» **Requirement**: Return every line of the data below word for word, including the punctuation.

* * * * * * *

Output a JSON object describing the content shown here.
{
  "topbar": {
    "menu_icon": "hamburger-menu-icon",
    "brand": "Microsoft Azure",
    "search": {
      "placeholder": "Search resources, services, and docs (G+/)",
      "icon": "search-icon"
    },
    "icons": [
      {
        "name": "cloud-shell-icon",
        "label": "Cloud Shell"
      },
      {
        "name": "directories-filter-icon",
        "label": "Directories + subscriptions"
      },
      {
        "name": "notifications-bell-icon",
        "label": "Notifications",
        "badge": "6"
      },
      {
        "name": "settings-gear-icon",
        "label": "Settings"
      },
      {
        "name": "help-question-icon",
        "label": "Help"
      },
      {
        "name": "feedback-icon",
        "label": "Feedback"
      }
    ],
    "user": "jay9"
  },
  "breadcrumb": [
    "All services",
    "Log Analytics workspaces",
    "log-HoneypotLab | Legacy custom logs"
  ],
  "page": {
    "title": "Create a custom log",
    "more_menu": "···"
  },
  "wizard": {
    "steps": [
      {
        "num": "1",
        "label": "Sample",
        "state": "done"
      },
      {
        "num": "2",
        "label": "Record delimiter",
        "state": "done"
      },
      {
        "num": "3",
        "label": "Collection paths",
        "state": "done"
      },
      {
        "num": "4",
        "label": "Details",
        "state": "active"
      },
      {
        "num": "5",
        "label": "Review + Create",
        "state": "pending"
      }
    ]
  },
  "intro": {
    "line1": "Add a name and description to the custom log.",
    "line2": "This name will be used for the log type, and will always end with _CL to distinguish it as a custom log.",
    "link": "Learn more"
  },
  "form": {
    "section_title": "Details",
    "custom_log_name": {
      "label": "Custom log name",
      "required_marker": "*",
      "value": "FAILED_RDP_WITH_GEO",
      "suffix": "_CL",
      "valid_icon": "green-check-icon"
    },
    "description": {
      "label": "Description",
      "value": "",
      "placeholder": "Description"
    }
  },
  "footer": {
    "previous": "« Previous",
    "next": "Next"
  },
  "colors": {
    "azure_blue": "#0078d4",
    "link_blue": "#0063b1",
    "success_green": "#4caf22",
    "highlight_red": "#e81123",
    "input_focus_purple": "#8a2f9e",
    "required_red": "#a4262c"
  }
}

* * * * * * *

» **Written answer**:
Output a JSON object describing the content shown here.
{
  "topbar": {
    "menu_icon": "hamburger-menu-icon",
    "brand": "Microsoft Azure",
    "search": {
      "placeholder": "Search resources, services, and docs (G+/)",
      "icon": "search-icon"
    },
    "icons": [
      {
        "name": "cloud-shell-icon",
        "label": "Cloud Shell"
      },
      {
        "name": "directories-filter-icon",
        "label": "Directories + subscriptions"
      },
      {
        "name": "notifications-bell-icon",
        "label": "Notifications",
        "badge": "6"
      },
      {
        "name": "settings-gear-icon",
        "label": "Settings"
      },
      {
        "name": "help-question-icon",
        "label": "Help"
      },
      {
        "name": "feedback-icon",
        "label": "Feedback"
      }
    ],
    "user": "jay9"
  },
  "breadcrumb": [
    "All services",
    "Log Analytics workspaces",
    "log-HoneypotLab | Legacy custom logs"
  ],
  "page": {
    "title": "Create a custom log",
    "more_menu": "···"
  },
  "wizard": {
    "steps": [
      {
        "num": "1",
        "label": "Sample",
        "state": "done"
      },
      {
        "num": "2",
        "label": "Record delimiter",
        "state": "done"
      },
      {
        "num": "3",
        "label": "Collection paths",
        "state": "done"
      },
      {
        "num": "4",
        "label": "Details",
        "state": "active"
      },
      {
        "num": "5",
        "label": "Review + Create",
        "state": "pending"
      }
    ]
  },
  "intro": {
    "line1": "Add a name and description to the custom log.",
    "line2": "This name will be used for the log type, and will always end with _CL to distinguish it as a custom log.",
    "link": "Learn more"
  },
  "form": {
    "section_title": "Details",
    "custom_log_name": {
      "label": "Custom log name",
      "required_marker": "*",
      "value": "FAILED_RDP_WITH_GEO",
      "suffix": "_CL",
      "valid_icon": "green-check-icon"
    },
    "description": {
      "label": "Description",
      "value": "",
      "placeholder": "Description"
    }
  },
  "footer": {
    "previous": "« Previous",
    "next": "Next"
  },
  "colors": {
    "azure_blue": "#0078d4",
    "link_blue": "#0063b1",
    "success_green": "#4caf22",
    "highlight_red": "#e81123",
    "input_focus_purple": "#8a2f9e",
    "required_red": "#a4262c"
  }
}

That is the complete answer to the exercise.